It’s a neat idea to get around the immediate requirement, but I am not convinced that it is the way to be doing things. The need to create supporting data structures and manage them on a per-search basis smells in a big way. Ideally what you want is a proper, searchable, in-memory database, like JavaDB/Derby/Cloudscape but without the hassle of needing to do O-R mapping on arbitrary pojos (updated: Berkely DB comes pretty close). So this has got me thinking that perhaps OO databases are the way forward here.
The last I heard of people I knew doing anything with them was nearly a decade ago, and the problems around their management were highlighted in my databases subject at university. Basically “don’t go there” was the general advice. I don’t know that the arguments around them apply any more. Integration databases (for people poking around in your data *ugh*) aren’t as common these days thanks to a better awareness of integration options (Martin Fowler wrote about this recently). I suspect management tools have gotten better over a decade. If not, it won’t be long until scaffolding via Grails takes care of the mundane stuff for DB4O at least. Steve Zara writes about this on his blog. Steve also discusses using DB4O as a cache. It’s definitely worth taking a look at, especially as to how it might hook in with eviction policies.
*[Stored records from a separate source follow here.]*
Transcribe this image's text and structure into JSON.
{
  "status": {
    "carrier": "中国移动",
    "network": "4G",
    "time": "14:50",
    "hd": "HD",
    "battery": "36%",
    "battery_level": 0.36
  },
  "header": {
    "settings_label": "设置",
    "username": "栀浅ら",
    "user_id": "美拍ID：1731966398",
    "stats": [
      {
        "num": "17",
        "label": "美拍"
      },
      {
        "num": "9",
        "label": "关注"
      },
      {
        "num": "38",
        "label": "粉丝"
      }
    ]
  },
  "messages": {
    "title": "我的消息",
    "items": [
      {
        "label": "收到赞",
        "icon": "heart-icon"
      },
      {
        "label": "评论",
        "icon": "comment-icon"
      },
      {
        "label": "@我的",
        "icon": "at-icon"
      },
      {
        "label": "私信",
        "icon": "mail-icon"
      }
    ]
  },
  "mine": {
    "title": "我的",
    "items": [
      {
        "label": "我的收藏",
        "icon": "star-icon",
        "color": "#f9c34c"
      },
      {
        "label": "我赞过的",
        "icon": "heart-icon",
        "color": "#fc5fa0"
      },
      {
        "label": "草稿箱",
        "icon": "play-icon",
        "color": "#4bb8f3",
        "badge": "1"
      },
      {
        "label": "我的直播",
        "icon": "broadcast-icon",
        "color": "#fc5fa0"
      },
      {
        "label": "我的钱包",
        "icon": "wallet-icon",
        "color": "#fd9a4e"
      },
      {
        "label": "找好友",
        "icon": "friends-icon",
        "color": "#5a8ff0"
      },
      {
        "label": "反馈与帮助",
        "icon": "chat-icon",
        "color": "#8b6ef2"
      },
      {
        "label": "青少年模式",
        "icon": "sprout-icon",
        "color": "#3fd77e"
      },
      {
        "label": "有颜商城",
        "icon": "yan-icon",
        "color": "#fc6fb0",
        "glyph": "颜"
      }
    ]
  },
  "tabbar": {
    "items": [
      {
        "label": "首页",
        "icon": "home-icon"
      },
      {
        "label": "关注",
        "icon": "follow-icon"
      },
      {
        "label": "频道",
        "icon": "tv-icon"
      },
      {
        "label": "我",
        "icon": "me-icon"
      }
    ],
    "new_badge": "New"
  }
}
Perhaps used hand in hand with the callback hook technique above? DB4O might just be the peanut butter to Ehcache’s chocolate.